“That’s just wrong,” she said fiercely. “Someone has to inform him of his mistake.”
He saw determination in her face and shook his head. “That’s between my father and myself, warrior though you are.”
“We are both warriors,” she said. And sighed. “I fight against the propensities that I inherited from my mother, and frankly, our very circumstances here suggest that I am right to do so.”
“Because I am kissing you?”
“Because I want to kiss you and we are not married. I do not wish to kiss Thaddeus.”
“Good reason not to marry him,” Jeremy pointed out. Then he read hesitation in her eyes. “Bloody hell,” he said. “You don’t get it, do you?”
“I think I have a good grasp of the possibilities,” Betsy said indignantly.
“Would your stepmother sleep with another man?”
Betsy shook her head. “Never.”
“The duchess, the third duchess loves the duke,” Jeremy said, rolling over on his back. “She adores him. She’s infatuated, enthralled, enraptured.”
“I suppose so.” She didn’t care to think about a woman being “enthralled” by her father.
“She loves him and therefore she won’t run away with a yellow-haired Prussian, or a black-haired Prussian, for that matter.”
“No, she won’t,” Betsy said firmly. It was painful, but she had to say it. “My mother’s character was not as virtuous as Ophelia’s, I’m afraid.”
“You’re missing the point,” Jeremy said. “She didn’t love your father, and Ophelia does. That is the true crime,” he added reflectively. “The elder Wilde, adored by all his children and, from what I hear, by the country at large, was unloved by one of his three wives. The fact that two of them adored him—thereby making him luckier than the majority of Englishmen—is unimportant.”

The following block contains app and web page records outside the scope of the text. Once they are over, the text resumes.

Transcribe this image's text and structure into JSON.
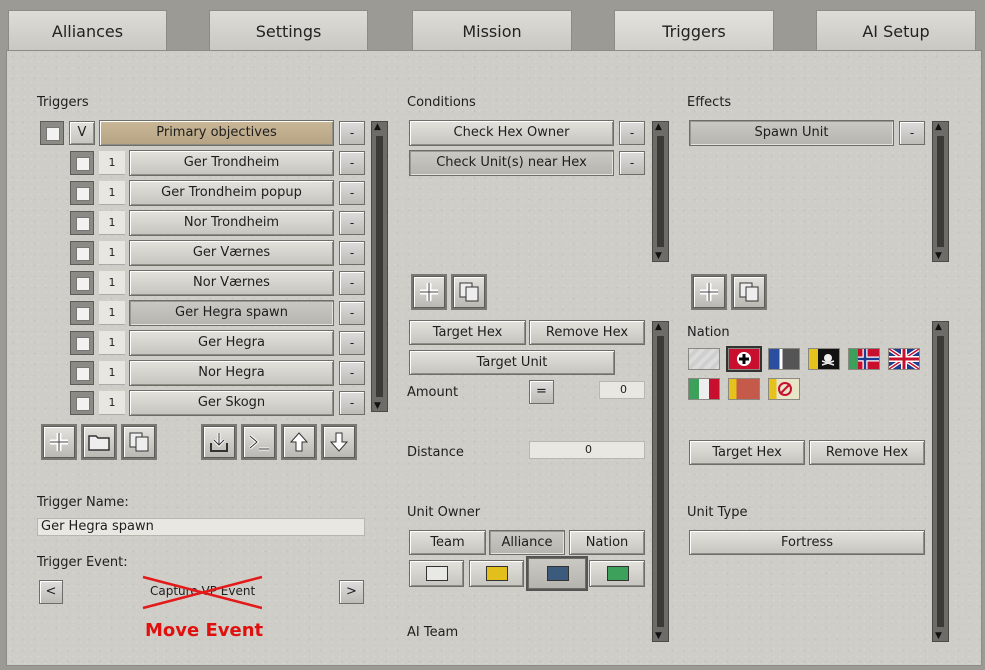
{
  "tabs": [
    "Alliances",
    "Settings",
    "Mission",
    "Triggers",
    "AI Setup"
  ],
  "triggers": {
    "label": "Triggers",
    "group_toggle": "V",
    "group_label": "Primary objectives",
    "minus": "-",
    "items": [
      {
        "num": "1",
        "label": "Ger Trondheim"
      },
      {
        "num": "1",
        "label": "Ger Trondheim popup"
      },
      {
        "num": "1",
        "label": "Nor Trondheim"
      },
      {
        "num": "1",
        "label": "Ger Værnes"
      },
      {
        "num": "1",
        "label": "Nor Værnes"
      },
      {
        "num": "1",
        "label": "Ger Hegra spawn"
      },
      {
        "num": "1",
        "label": "Ger Hegra"
      },
      {
        "num": "1",
        "label": "Nor Hegra"
      },
      {
        "num": "1",
        "label": "Ger Skogn"
      }
    ],
    "name_label": "Trigger Name:",
    "name_value": "Ger Hegra spawn",
    "event_label": "Trigger Event:",
    "event_prev": "<",
    "event_next": ">",
    "event_value": "Capture VP Event",
    "event_annotation": "Move Event"
  },
  "conditions": {
    "label": "Conditions",
    "items": [
      "Check Hex Owner",
      "Check Unit(s) near Hex"
    ],
    "target_hex": "Target Hex",
    "remove_hex": "Remove Hex",
    "target_unit": "Target Unit",
    "amount_label": "Amount",
    "amount_op": "=",
    "amount_value": "0",
    "distance_label": "Distance",
    "distance_value": "0",
    "owner_label": "Unit Owner",
    "owner_tabs": [
      "Team",
      "Alliance",
      "Nation"
    ],
    "ai_team_label": "AI Team",
    "team_colors": [
      "#e8e8e4",
      "#e2bf1a",
      "#3b5a7c",
      "#3da05b"
    ]
  },
  "effects": {
    "label": "Effects",
    "items": [
      "Spawn Unit"
    ],
    "nation_label": "Nation",
    "target_hex": "Target Hex",
    "remove_hex": "Remove Hex",
    "unit_type_label": "Unit Type",
    "unit_type_value": "Fortress"
  },
  "icons": [
    "plus-icon",
    "folder-icon",
    "copy-icon",
    "import-icon",
    "console-icon",
    "arrow-up-icon",
    "arrow-down-icon"
  ]
}
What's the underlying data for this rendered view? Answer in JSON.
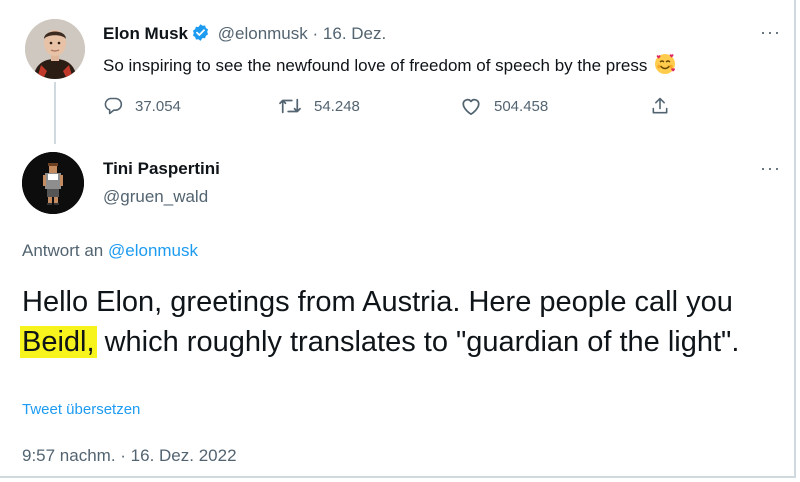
{
  "parent_tweet": {
    "name": "Elon Musk",
    "handle": "@elonmusk",
    "separator": "·",
    "date": "16. Dez.",
    "text": "So inspiring to see the newfound love of freedom of speech by the press",
    "emoji": "smiling-face-with-hearts",
    "more": "···",
    "stats": {
      "replies": "37.054",
      "retweets": "54.248",
      "likes": "504.458"
    }
  },
  "reply_tweet": {
    "name": "Tini Paspertini",
    "handle": "@gruen_wald",
    "more": "···",
    "reply_label": "Antwort an",
    "reply_target": "@elonmusk",
    "text_start": "Hello Elon, greetings from Austria. Here people call you ",
    "text_highlight": "Beidl,",
    "text_end": " which roughly translates to \"guardian of the light\".",
    "highlight_color": "#f7f31c",
    "translate_link": "Tweet übersetzen",
    "timestamp": "9:57 nachm. · 16. Dez. 2022"
  },
  "colors": {
    "link": "#1d9bf0",
    "verified": "#1d9bf0",
    "muted": "#536471",
    "text": "#0f1419"
  }
}
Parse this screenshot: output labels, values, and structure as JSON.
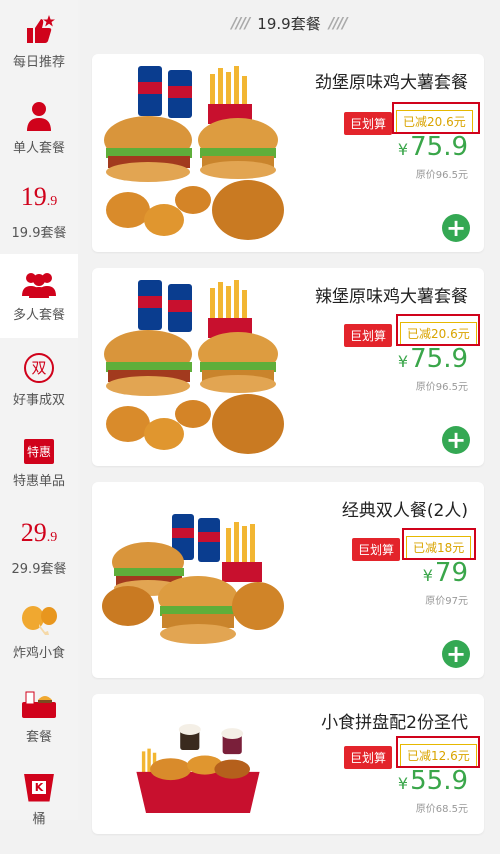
{
  "header": {
    "title": "19.9套餐"
  },
  "sidebar": {
    "items": [
      {
        "label": "每日推荐",
        "icon": "thumbs-up-star-icon"
      },
      {
        "label": "单人套餐",
        "icon": "person-icon"
      },
      {
        "label": "19.9套餐",
        "icon_text": "19",
        "icon_sub": ".9"
      },
      {
        "label": "多人套餐",
        "icon": "group-icon",
        "active": true
      },
      {
        "label": "好事成双",
        "icon": "double-circle-icon",
        "icon_text": "双"
      },
      {
        "label": "特惠单品",
        "icon": "tag-icon",
        "icon_text": "特惠"
      },
      {
        "label": "29.9套餐",
        "icon_text": "29",
        "icon_sub": ".9"
      },
      {
        "label": "炸鸡小食",
        "icon": "drumstick-icon"
      },
      {
        "label": "套餐",
        "icon": "meal-set-icon"
      },
      {
        "label": "桶",
        "icon": "bucket-icon",
        "icon_text": "K"
      }
    ]
  },
  "products": [
    {
      "title": "劲堡原味鸡大薯套餐",
      "badge": "巨划算",
      "saving": "已减20.6元",
      "currency": "¥",
      "price": "75.9",
      "original": "原价96.5元"
    },
    {
      "title": "辣堡原味鸡大薯套餐",
      "badge": "巨划算",
      "saving": "已减20.6元",
      "currency": "¥",
      "price": "75.9",
      "original": "原价96.5元"
    },
    {
      "title": "经典双人餐(2人)",
      "badge": "巨划算",
      "saving": "已减18元",
      "currency": "¥",
      "price": "79",
      "original": "原价97元"
    },
    {
      "title": "小食拼盘配2份圣代",
      "badge": "巨划算",
      "saving": "已减12.6元",
      "currency": "¥",
      "price": "55.9",
      "original": "原价68.5元"
    }
  ],
  "add_label": "+",
  "colors": {
    "accent_red": "#d0021b",
    "price_green": "#3aa64a",
    "add_green": "#34a853",
    "saving_gold": "#d9a400"
  }
}
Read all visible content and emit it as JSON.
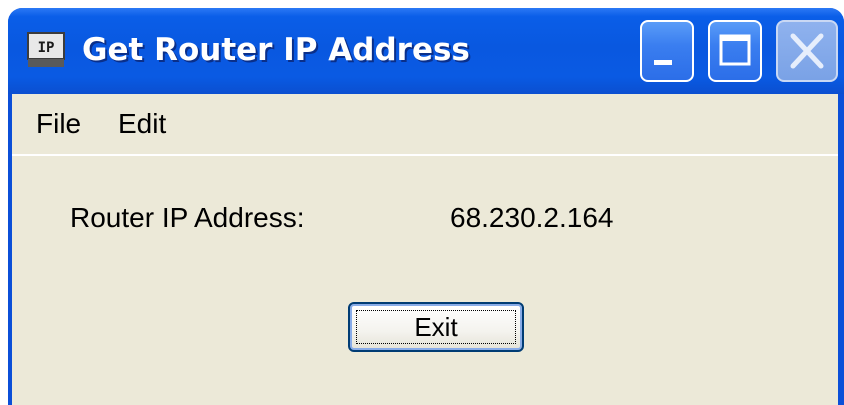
{
  "window": {
    "title": "Get Router IP Address",
    "icon": "ip-app-icon",
    "title_buttons": [
      "minimize-icon",
      "maximize-icon",
      "close-icon"
    ]
  },
  "menu": {
    "items": [
      {
        "label": "File"
      },
      {
        "label": "Edit"
      }
    ]
  },
  "content": {
    "ip_label": "Router IP Address:",
    "ip_value": "68.230.2.164",
    "exit_label": "Exit"
  },
  "colors": {
    "titlebar": "#0958e0",
    "client_bg": "#ece9d8",
    "button_border": "#003c74"
  }
}
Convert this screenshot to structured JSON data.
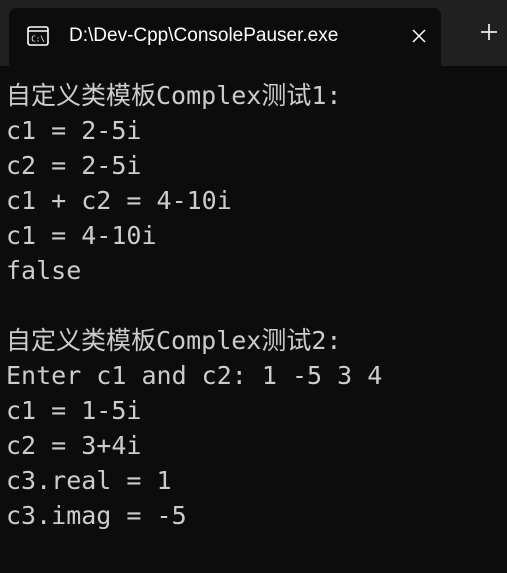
{
  "tab": {
    "title": "D:\\Dev-Cpp\\ConsolePauser.exe",
    "icon": "console-app-icon"
  },
  "new_tab_icon": "plus-icon",
  "close_icon": "close-icon",
  "console": {
    "lines": [
      "自定义类模板Complex测试1:",
      "c1 = 2-5i",
      "c2 = 2-5i",
      "c1 + c2 = 4-10i",
      "c1 = 4-10i",
      "false",
      "",
      "自定义类模板Complex测试2:",
      "Enter c1 and c2: 1 -5 3 4",
      "c1 = 1-5i",
      "c2 = 3+4i",
      "c3.real = 1",
      "c3.imag = -5"
    ]
  },
  "colors": {
    "background": "#0c0c0c",
    "tabbar": "#202020",
    "text": "#cccccc"
  }
}
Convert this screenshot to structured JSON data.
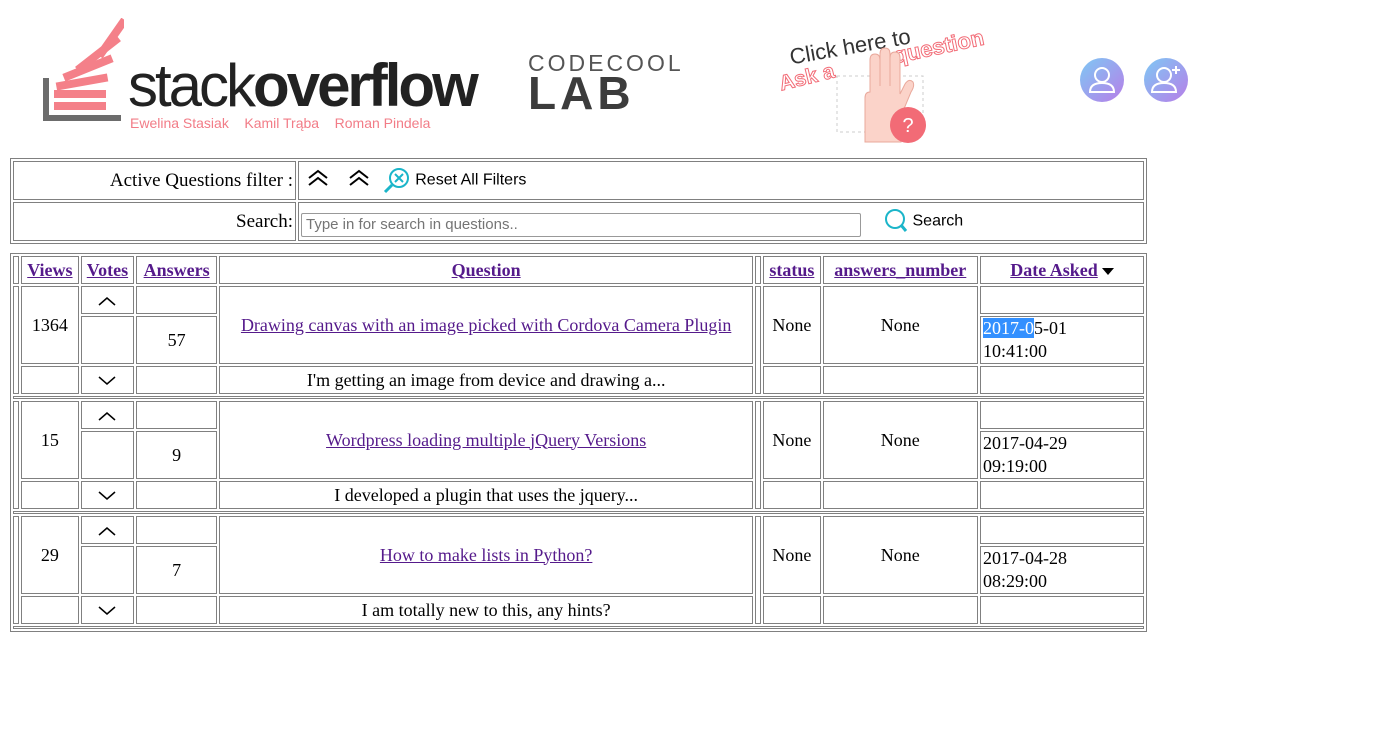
{
  "header": {
    "logo_word_light": "stack",
    "logo_word_bold": "overflow",
    "authors": "Ewelina Stasiak    Kamil Trąba    Roman Pindela",
    "codecool_top": "CODECOOL",
    "codecool_bottom": "LAB",
    "ask_line1": "Click here to",
    "ask_line2": "Ask a",
    "ask_line3": "question",
    "user_icon": "user-icon",
    "add_user_icon": "add-user-icon"
  },
  "filters": {
    "active_label": "Active Questions filter :",
    "reset_label": "Reset All Filters",
    "search_label": "Search:",
    "search_placeholder": "Type in for search in questions..",
    "search_button": "Search"
  },
  "columns": {
    "views": "Views",
    "votes": "Votes",
    "answers": "Answers",
    "question": "Question",
    "status": "status",
    "answers_number": "answers_number",
    "date_asked": "Date Asked"
  },
  "questions": [
    {
      "views": "1364",
      "answers": "57",
      "title": "Drawing canvas with an image picked with Cordova Camera Plugin",
      "excerpt": "I'm getting an image from device and drawing a...",
      "status": "None",
      "answers_number": "None",
      "date_selected": "2017-0",
      "date_rest": "5-01",
      "time": "10:41:00"
    },
    {
      "views": "15",
      "answers": "9",
      "title": "Wordpress loading multiple jQuery Versions",
      "excerpt": "I developed a plugin that uses the jquery...",
      "status": "None",
      "answers_number": "None",
      "date": "2017-04-29",
      "time": "09:19:00"
    },
    {
      "views": "29",
      "answers": "7",
      "title": "How to make lists in Python?",
      "excerpt": "I am totally new to this, any hints?",
      "status": "None",
      "answers_number": "None",
      "date": "2017-04-28",
      "time": "08:29:00"
    }
  ],
  "colors": {
    "link": "#551a8b",
    "brand_pink": "#f26b76",
    "highlight": "#3390ff",
    "teal_icon": "#1bb5c9"
  }
}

“The true crime, if it rises to the level of that word,” Betsy said sharply, “is that my mother deserted her husband, yes. For a yellow-haired Prussian. But she also left four babies, one of whom was a few weeks old.”
When he spoke his voice was gentler, “So the crime is lack of motherly love. You, her eldest daughter…she had the time with you. And how could she not love you?” He reached out and slid his hand down her arm and closed his large hand around hers. “She was out of her mind.”
“From what Aunt Knowe tells us, she didn’t come to know any of us,” Betsy said and even to her own ears, her voice was sad. “But you don’t miss what you don’t know, and we all had Aunt Knowe. I was quite happy until I reached school and discovered that my mother’s reputation preceded me.”
“I’d rather not speak about it.”
“You must.” He had that severe judge-like look again. “It’s all very well, twittering around society like a demented virgin, but if you don’t tell the truth of it, it will eat you up.”
“The way your guilt has eaten you up?”
“Exactly.” He said it easily, without pause.
Enjoy another deleted scene, but from another author’s work! Julia Quinn posted a deleted scene from The Other Miss Bridgerton on the very same day I posted this. I hope you enjoy! ~Eloisa